## WHAT THE TASK REQUIRES:
Below are the records; tally the lines in them that include the word "Select" and reply with the number alone.

## MATERIALS PROVIDED:
━━━━━━

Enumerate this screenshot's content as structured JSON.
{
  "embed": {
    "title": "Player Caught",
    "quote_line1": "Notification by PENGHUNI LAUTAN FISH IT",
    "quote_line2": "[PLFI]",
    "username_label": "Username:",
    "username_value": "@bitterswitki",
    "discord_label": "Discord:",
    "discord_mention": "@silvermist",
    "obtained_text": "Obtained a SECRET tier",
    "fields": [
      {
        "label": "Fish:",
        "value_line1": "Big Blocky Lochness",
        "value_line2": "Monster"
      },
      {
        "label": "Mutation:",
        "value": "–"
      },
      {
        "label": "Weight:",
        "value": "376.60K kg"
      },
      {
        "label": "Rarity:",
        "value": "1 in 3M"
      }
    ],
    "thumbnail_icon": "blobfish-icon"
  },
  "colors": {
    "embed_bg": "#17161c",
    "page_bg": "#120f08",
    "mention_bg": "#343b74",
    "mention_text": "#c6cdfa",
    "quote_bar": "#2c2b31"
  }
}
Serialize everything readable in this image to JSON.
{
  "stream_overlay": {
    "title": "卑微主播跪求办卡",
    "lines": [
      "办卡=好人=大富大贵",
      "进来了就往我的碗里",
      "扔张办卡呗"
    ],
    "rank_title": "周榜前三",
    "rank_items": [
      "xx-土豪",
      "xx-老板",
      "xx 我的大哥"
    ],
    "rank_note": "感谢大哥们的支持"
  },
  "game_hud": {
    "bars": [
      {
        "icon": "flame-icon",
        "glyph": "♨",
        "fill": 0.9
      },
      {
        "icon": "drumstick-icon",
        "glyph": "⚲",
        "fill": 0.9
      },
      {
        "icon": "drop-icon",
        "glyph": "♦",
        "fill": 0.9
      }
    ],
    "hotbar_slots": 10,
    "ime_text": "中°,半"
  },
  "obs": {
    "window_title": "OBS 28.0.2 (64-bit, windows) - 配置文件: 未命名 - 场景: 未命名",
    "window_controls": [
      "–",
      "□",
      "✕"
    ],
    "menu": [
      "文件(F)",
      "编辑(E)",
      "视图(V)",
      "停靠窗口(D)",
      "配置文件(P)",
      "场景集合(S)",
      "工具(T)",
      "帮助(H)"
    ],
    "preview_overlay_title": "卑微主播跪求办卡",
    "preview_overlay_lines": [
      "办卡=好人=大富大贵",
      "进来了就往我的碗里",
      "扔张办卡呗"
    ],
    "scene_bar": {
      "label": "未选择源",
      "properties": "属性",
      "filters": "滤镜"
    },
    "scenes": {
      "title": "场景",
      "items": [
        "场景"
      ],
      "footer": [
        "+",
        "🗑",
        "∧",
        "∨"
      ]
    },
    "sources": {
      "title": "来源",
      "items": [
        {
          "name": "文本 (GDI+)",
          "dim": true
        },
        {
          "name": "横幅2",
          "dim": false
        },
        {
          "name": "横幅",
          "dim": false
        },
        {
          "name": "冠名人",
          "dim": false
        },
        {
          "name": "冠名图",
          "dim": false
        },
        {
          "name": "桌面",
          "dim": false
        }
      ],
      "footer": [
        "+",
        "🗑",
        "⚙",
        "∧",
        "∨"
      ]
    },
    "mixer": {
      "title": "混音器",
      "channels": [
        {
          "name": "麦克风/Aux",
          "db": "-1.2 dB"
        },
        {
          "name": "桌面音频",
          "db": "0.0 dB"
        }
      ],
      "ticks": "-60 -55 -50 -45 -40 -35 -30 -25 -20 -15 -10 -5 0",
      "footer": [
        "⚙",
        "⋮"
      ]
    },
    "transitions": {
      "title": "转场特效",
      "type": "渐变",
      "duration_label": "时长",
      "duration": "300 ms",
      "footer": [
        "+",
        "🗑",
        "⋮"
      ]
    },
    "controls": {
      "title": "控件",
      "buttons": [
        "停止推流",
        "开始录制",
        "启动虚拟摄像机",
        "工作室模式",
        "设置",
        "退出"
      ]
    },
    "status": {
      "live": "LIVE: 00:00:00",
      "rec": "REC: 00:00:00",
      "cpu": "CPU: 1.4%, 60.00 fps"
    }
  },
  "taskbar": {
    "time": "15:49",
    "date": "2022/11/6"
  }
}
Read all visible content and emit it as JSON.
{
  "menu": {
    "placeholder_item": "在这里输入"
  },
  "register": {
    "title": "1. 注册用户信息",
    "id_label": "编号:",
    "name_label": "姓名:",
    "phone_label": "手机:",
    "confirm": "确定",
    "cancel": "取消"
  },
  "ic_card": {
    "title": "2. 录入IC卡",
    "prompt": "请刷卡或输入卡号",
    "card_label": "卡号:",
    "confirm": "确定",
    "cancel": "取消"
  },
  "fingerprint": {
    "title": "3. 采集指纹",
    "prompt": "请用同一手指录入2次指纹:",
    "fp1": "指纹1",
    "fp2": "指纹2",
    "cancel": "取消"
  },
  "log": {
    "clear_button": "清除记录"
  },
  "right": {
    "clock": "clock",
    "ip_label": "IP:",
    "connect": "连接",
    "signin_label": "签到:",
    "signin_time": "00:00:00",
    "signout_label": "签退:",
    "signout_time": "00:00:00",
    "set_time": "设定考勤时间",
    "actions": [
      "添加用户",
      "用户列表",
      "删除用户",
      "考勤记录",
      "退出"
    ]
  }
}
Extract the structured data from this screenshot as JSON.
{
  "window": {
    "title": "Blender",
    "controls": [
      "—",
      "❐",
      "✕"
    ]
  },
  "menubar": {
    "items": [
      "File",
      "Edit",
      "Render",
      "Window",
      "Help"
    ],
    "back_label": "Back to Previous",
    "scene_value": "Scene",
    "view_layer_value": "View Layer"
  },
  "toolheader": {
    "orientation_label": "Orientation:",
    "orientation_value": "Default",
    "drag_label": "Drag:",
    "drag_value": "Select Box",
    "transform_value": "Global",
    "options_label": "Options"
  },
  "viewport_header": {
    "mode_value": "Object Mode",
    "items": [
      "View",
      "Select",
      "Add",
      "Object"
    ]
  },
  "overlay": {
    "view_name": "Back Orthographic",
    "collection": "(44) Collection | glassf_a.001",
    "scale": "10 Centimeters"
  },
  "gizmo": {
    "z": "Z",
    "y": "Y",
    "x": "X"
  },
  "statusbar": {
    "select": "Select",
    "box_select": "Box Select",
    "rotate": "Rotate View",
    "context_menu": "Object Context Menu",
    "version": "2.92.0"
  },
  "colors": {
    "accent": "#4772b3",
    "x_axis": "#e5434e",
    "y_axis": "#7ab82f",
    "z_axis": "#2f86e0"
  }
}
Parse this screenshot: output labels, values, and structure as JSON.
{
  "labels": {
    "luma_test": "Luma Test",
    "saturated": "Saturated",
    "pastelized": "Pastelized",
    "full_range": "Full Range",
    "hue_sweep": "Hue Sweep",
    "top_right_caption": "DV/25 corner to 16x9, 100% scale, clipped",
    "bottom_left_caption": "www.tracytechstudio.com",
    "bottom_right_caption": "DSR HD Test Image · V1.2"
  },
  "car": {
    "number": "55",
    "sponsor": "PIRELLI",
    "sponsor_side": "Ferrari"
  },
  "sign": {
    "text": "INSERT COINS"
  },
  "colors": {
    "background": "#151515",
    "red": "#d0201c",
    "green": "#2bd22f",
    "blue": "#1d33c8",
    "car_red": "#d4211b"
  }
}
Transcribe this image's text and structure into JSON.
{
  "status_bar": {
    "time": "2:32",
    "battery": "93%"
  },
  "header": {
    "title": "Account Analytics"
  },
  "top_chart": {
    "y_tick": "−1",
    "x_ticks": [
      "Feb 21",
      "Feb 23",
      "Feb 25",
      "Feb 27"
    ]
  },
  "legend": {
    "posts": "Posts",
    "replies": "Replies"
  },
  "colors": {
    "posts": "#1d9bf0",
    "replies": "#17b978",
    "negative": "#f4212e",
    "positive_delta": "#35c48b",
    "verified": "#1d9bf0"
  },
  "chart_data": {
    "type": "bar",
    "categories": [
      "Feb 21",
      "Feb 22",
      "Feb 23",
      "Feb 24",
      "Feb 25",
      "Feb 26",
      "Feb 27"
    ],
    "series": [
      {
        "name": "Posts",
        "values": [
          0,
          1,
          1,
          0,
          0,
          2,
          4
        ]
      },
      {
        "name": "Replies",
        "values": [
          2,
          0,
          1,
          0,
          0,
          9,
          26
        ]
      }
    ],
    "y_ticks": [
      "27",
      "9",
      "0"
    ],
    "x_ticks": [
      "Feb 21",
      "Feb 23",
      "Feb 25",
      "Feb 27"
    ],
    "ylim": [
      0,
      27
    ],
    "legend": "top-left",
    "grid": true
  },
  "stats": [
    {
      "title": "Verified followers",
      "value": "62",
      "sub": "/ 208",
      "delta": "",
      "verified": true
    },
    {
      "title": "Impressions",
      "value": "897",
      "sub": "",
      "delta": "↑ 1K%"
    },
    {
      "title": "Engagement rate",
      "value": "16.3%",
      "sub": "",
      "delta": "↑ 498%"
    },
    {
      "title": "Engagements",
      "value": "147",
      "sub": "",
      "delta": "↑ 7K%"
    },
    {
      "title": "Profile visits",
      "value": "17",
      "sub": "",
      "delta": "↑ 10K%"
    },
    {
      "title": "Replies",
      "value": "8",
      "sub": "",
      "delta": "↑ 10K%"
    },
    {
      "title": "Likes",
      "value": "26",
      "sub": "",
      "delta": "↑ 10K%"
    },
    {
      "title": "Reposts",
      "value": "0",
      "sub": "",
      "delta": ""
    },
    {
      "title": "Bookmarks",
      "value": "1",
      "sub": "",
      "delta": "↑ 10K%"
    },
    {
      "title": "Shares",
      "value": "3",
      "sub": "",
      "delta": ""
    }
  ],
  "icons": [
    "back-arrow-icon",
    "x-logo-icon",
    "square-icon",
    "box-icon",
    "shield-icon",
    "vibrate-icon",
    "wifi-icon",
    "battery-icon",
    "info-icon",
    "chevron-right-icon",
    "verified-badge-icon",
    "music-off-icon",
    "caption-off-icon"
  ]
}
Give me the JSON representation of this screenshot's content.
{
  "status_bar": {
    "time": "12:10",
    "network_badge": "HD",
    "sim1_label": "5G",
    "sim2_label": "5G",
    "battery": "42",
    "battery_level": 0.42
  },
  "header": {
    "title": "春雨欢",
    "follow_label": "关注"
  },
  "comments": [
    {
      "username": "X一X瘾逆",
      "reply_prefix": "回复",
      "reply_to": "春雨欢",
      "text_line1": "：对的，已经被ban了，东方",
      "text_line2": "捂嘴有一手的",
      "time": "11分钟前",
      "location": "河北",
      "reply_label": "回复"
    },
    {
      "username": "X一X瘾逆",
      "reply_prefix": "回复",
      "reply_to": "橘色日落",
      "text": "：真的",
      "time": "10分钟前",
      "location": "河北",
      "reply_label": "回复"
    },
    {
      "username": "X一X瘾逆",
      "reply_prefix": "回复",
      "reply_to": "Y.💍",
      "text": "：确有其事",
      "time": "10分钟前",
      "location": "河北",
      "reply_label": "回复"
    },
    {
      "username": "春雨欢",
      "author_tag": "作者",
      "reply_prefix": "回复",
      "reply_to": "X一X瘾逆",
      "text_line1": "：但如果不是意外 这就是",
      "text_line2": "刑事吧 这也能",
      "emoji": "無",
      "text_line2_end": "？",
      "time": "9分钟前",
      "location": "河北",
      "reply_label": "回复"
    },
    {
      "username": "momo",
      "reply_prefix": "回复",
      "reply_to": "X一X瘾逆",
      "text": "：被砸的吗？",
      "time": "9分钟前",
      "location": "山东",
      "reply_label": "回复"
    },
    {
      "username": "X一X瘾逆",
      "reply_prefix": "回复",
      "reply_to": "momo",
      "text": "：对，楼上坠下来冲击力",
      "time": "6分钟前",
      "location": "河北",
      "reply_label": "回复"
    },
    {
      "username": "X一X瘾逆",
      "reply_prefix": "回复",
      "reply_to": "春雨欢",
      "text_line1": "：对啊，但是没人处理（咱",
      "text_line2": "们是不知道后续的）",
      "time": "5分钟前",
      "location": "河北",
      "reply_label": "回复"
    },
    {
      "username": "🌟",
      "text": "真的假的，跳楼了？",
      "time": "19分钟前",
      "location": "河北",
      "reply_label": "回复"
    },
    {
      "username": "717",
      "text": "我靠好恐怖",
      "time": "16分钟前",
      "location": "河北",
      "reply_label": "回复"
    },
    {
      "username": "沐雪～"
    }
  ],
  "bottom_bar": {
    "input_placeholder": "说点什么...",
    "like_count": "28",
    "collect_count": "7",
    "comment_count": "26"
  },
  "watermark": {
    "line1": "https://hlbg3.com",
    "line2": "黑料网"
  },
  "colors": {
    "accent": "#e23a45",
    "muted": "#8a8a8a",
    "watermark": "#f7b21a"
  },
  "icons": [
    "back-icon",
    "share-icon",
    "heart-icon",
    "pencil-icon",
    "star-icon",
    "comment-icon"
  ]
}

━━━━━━

## EXERCISE OUTPUT:
4